> Task
The reply should hold every record, copied exactly.

────────

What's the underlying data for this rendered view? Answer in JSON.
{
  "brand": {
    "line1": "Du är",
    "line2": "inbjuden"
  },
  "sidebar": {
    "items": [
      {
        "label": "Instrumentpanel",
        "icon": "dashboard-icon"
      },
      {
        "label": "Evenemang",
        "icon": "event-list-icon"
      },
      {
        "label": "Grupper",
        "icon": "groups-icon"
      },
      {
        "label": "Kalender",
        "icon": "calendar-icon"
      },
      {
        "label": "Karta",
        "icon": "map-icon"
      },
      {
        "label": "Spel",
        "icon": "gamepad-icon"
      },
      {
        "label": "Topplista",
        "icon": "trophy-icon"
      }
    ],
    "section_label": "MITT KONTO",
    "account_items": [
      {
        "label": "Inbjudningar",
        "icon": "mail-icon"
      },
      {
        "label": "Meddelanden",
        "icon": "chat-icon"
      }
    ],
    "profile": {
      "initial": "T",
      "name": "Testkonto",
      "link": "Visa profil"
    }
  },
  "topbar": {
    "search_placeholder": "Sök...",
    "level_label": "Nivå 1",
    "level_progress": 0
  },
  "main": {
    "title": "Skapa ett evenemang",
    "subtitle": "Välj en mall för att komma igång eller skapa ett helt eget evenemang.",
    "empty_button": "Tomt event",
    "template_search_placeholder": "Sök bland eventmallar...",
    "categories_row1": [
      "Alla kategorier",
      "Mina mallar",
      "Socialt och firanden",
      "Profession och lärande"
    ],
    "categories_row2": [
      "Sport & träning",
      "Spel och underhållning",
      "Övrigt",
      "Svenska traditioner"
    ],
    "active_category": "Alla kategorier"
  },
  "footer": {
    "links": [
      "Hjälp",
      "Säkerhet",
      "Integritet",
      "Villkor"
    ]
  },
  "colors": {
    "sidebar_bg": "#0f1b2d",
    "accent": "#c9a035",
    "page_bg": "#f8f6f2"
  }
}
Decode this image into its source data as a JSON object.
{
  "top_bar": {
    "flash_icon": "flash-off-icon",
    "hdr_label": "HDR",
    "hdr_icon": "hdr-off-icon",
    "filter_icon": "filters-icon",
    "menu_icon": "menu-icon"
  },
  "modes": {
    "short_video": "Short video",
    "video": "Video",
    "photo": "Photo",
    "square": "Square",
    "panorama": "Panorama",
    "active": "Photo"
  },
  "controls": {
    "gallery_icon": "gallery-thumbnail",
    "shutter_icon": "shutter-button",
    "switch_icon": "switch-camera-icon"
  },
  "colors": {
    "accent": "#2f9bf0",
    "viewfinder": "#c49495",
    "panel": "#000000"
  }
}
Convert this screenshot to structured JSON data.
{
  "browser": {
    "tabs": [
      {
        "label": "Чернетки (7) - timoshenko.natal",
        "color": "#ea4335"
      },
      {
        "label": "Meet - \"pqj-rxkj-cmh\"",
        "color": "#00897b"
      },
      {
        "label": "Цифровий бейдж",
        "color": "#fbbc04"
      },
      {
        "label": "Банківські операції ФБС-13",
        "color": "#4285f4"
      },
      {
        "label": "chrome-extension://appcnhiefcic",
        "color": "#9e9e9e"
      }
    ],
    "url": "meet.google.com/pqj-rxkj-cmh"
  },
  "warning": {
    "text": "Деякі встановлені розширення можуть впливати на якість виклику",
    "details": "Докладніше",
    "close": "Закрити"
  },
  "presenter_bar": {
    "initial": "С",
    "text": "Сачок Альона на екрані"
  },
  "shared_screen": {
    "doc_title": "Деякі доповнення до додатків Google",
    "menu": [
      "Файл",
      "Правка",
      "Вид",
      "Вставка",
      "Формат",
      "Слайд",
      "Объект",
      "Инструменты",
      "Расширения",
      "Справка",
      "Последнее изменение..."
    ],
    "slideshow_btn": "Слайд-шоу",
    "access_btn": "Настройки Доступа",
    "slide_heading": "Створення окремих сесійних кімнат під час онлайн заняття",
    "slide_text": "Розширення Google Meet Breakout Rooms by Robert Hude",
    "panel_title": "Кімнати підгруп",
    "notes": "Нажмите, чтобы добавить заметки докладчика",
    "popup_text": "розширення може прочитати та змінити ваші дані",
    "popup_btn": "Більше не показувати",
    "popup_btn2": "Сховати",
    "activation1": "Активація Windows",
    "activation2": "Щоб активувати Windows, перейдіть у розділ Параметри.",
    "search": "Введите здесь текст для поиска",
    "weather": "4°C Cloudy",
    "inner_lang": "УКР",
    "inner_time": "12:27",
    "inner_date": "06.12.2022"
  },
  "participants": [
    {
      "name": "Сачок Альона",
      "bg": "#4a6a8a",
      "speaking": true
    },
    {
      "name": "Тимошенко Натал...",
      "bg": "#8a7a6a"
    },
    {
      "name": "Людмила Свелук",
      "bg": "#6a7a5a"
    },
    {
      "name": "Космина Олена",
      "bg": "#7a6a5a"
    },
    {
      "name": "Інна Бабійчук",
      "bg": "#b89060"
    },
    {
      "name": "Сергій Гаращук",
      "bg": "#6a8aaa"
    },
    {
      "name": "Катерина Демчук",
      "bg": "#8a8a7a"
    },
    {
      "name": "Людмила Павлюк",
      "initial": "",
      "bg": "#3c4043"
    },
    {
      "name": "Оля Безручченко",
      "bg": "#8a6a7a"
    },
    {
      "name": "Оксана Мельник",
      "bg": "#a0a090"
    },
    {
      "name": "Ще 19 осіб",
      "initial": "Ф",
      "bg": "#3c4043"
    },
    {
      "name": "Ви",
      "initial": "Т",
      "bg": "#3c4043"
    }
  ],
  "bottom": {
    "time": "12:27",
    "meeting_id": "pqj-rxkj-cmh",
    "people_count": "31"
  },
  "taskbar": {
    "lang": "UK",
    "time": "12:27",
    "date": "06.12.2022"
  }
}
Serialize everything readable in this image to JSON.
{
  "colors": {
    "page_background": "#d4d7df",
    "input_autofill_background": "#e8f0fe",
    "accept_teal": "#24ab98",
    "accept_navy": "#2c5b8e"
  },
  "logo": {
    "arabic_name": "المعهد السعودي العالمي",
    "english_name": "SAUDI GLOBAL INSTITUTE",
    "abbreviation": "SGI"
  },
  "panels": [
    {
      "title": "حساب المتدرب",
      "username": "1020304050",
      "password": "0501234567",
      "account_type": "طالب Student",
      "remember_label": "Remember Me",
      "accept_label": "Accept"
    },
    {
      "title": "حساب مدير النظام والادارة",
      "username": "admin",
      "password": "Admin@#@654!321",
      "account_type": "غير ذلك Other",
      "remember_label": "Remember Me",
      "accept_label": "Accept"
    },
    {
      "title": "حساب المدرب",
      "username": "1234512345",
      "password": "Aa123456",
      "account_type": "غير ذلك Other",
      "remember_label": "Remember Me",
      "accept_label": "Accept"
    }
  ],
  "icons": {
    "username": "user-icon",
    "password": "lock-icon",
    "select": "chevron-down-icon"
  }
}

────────

> Answer
What's the underlying data for this rendered view? Answer in JSON.
{
  "brand": {
    "line1": "Du är",
    "line2": "inbjuden"
  },
  "sidebar": {
    "items": [
      {
        "label": "Instrumentpanel",
        "icon": "dashboard-icon"
      },
      {
        "label": "Evenemang",
        "icon": "event-list-icon"
      },
      {
        "label": "Grupper",
        "icon": "groups-icon"
      },
      {
        "label": "Kalender",
        "icon": "calendar-icon"
      },
      {
        "label": "Karta",
        "icon": "map-icon"
      },
      {
        "label": "Spel",
        "icon": "gamepad-icon"
      },
      {
        "label": "Topplista",
        "icon": "trophy-icon"
      }
    ],
    "section_label": "MITT KONTO",
    "account_items": [
      {
        "label": "Inbjudningar",
        "icon": "mail-icon"
      },
      {
        "label": "Meddelanden",
        "icon": "chat-icon"
      }
    ],
    "profile": {
      "initial": "T",
      "name": "Testkonto",
      "link": "Visa profil"
    }
  },
  "topbar": {
    "search_placeholder": "Sök...",
    "level_label": "Nivå 1",
    "level_progress": 0
  },
  "main": {
    "title": "Skapa ett evenemang",
    "subtitle": "Välj en mall för att komma igång eller skapa ett helt eget evenemang.",
    "empty_button": "Tomt event",
    "template_search_placeholder": "Sök bland eventmallar...",
    "categories_row1": [
      "Alla kategorier",
      "Mina mallar",
      "Socialt och firanden",
      "Profession och lärande"
    ],
    "categories_row2": [
      "Sport & träning",
      "Spel och underhållning",
      "Övrigt",
      "Svenska traditioner"
    ],
    "active_category": "Alla kategorier"
  },
  "footer": {
    "links": [
      "Hjälp",
      "Säkerhet",
      "Integritet",
      "Villkor"
    ]
  },
  "colors": {
    "sidebar_bg": "#0f1b2d",
    "accent": "#c9a035",
    "page_bg": "#f8f6f2"
  }
}
Decode this image into its source data as a JSON object.
{
  "top_bar": {
    "flash_icon": "flash-off-icon",
    "hdr_label": "HDR",
    "hdr_icon": "hdr-off-icon",
    "filter_icon": "filters-icon",
    "menu_icon": "menu-icon"
  },
  "modes": {
    "short_video": "Short video",
    "video": "Video",
    "photo": "Photo",
    "square": "Square",
    "panorama": "Panorama",
    "active": "Photo"
  },
  "controls": {
    "gallery_icon": "gallery-thumbnail",
    "shutter_icon": "shutter-button",
    "switch_icon": "switch-camera-icon"
  },
  "colors": {
    "accent": "#2f9bf0",
    "viewfinder": "#c49495",
    "panel": "#000000"
  }
}
Convert this screenshot to structured JSON data.
{
  "browser": {
    "tabs": [
      {
        "label": "Чернетки (7) - timoshenko.natal",
        "color": "#ea4335"
      },
      {
        "label": "Meet - \"pqj-rxkj-cmh\"",
        "color": "#00897b"
      },
      {
        "label": "Цифровий бейдж",
        "color": "#fbbc04"
      },
      {
        "label": "Банківські операції ФБС-13",
        "color": "#4285f4"
      },
      {
        "label": "chrome-extension://appcnhiefcic",
        "color": "#9e9e9e"
      }
    ],
    "url": "meet.google.com/pqj-rxkj-cmh"
  },
  "warning": {
    "text": "Деякі встановлені розширення можуть впливати на якість виклику",
    "details": "Докладніше",
    "close": "Закрити"
  },
  "presenter_bar": {
    "initial": "С",
    "text": "Сачок Альона на екрані"
  },
  "shared_screen": {
    "doc_title": "Деякі доповнення до додатків Google",
    "menu": [
      "Файл",
      "Правка",
      "Вид",
      "Вставка",
      "Формат",
      "Слайд",
      "Объект",
      "Инструменты",
      "Расширения",
      "Справка",
      "Последнее изменение..."
    ],
    "slideshow_btn": "Слайд-шоу",
    "access_btn": "Настройки Доступа",
    "slide_heading": "Створення окремих сесійних кімнат під час онлайн заняття",
    "slide_text": "Розширення Google Meet Breakout Rooms by Robert Hude",
    "panel_title": "Кімнати підгруп",
    "notes": "Нажмите, чтобы добавить заметки докладчика",
    "popup_text": "розширення може прочитати та змінити ваші дані",
    "popup_btn": "Більше не показувати",
    "popup_btn2": "Сховати",
    "activation1": "Активація Windows",
    "activation2": "Щоб активувати Windows, перейдіть у розділ Параметри.",
    "search": "Введите здесь текст для поиска",
    "weather": "4°C Cloudy",
    "inner_lang": "УКР",
    "inner_time": "12:27",
    "inner_date": "06.12.2022"
  },
  "participants": [
    {
      "name": "Сачок Альона",
      "bg": "#4a6a8a",
      "speaking": true
    },
    {
      "name": "Тимошенко Натал...",
      "bg": "#8a7a6a"
    },
    {
      "name": "Людмила Свелук",
      "bg": "#6a7a5a"
    },
    {
      "name": "Космина Олена",
      "bg": "#7a6a5a"
    },
    {
      "name": "Інна Бабійчук",
      "bg": "#b89060"
    },
    {
      "name": "Сергій Гаращук",
      "bg": "#6a8aaa"
    },
    {
      "name": "Катерина Демчук",
      "bg": "#8a8a7a"
    },
    {
      "name": "Людмила Павлюк",
      "initial": "",
      "bg": "#3c4043"
    },
    {
      "name": "Оля Безручченко",
      "bg": "#8a6a7a"
    },
    {
      "name": "Оксана Мельник",
      "bg": "#a0a090"
    },
    {
      "name": "Ще 19 осіб",
      "initial": "Ф",
      "bg": "#3c4043"
    },
    {
      "name": "Ви",
      "initial": "Т",
      "bg": "#3c4043"
    }
  ],
  "bottom": {
    "time": "12:27",
    "meeting_id": "pqj-rxkj-cmh",
    "people_count": "31"
  },
  "taskbar": {
    "lang": "UK",
    "time": "12:27",
    "date": "06.12.2022"
  }
}
Serialize everything readable in this image to JSON.
{
  "colors": {
    "page_background": "#d4d7df",
    "input_autofill_background": "#e8f0fe",
    "accept_teal": "#24ab98",
    "accept_navy": "#2c5b8e"
  },
  "logo": {
    "arabic_name": "المعهد السعودي العالمي",
    "english_name": "SAUDI GLOBAL INSTITUTE",
    "abbreviation": "SGI"
  },
  "panels": [
    {
      "title": "حساب المتدرب",
      "username": "1020304050",
      "password": "0501234567",
      "account_type": "طالب Student",
      "remember_label": "Remember Me",
      "accept_label": "Accept"
    },
    {
      "title": "حساب مدير النظام والادارة",
      "username": "admin",
      "password": "Admin@#@654!321",
      "account_type": "غير ذلك Other",
      "remember_label": "Remember Me",
      "accept_label": "Accept"
    },
    {
      "title": "حساب المدرب",
      "username": "1234512345",
      "password": "Aa123456",
      "account_type": "غير ذلك Other",
      "remember_label": "Remember Me",
      "accept_label": "Accept"
    }
  ],
  "icons": {
    "username": "user-icon",
    "password": "lock-icon",
    "select": "chevron-down-icon"
  }
}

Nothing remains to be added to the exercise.